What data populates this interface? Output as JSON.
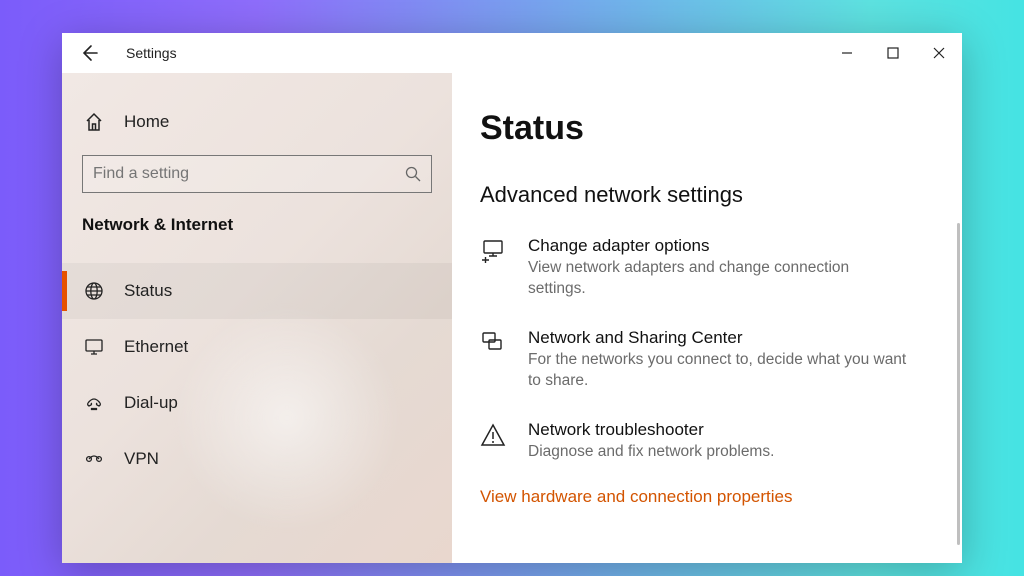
{
  "titlebar": {
    "title": "Settings"
  },
  "sidebar": {
    "home_label": "Home",
    "search_placeholder": "Find a setting",
    "section_label": "Network & Internet",
    "items": [
      {
        "label": "Status",
        "icon": "globe-icon",
        "active": true
      },
      {
        "label": "Ethernet",
        "icon": "monitor-icon",
        "active": false
      },
      {
        "label": "Dial-up",
        "icon": "phone-icon",
        "active": false
      },
      {
        "label": "VPN",
        "icon": "vpn-icon",
        "active": false
      }
    ]
  },
  "main": {
    "heading": "Status",
    "subheading": "Advanced network settings",
    "options": [
      {
        "title": "Change adapter options",
        "desc": "View network adapters and change connection settings."
      },
      {
        "title": "Network and Sharing Center",
        "desc": "For the networks you connect to, decide what you want to share."
      },
      {
        "title": "Network troubleshooter",
        "desc": "Diagnose and fix network problems."
      }
    ],
    "link": "View hardware and connection properties"
  }
}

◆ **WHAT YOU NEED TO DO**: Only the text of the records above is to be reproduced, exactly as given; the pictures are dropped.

◆ **REPLY**:
What data populates this interface? Output as JSON.
{
  "titlebar": {
    "title": "Settings"
  },
  "sidebar": {
    "home_label": "Home",
    "search_placeholder": "Find a setting",
    "section_label": "Network & Internet",
    "items": [
      {
        "label": "Status",
        "icon": "globe-icon",
        "active": true
      },
      {
        "label": "Ethernet",
        "icon": "monitor-icon",
        "active": false
      },
      {
        "label": "Dial-up",
        "icon": "phone-icon",
        "active": false
      },
      {
        "label": "VPN",
        "icon": "vpn-icon",
        "active": false
      }
    ]
  },
  "main": {
    "heading": "Status",
    "subheading": "Advanced network settings",
    "options": [
      {
        "title": "Change adapter options",
        "desc": "View network adapters and change connection settings."
      },
      {
        "title": "Network and Sharing Center",
        "desc": "For the networks you connect to, decide what you want to share."
      },
      {
        "title": "Network troubleshooter",
        "desc": "Diagnose and fix network problems."
      }
    ],
    "link": "View hardware and connection properties"
  }
}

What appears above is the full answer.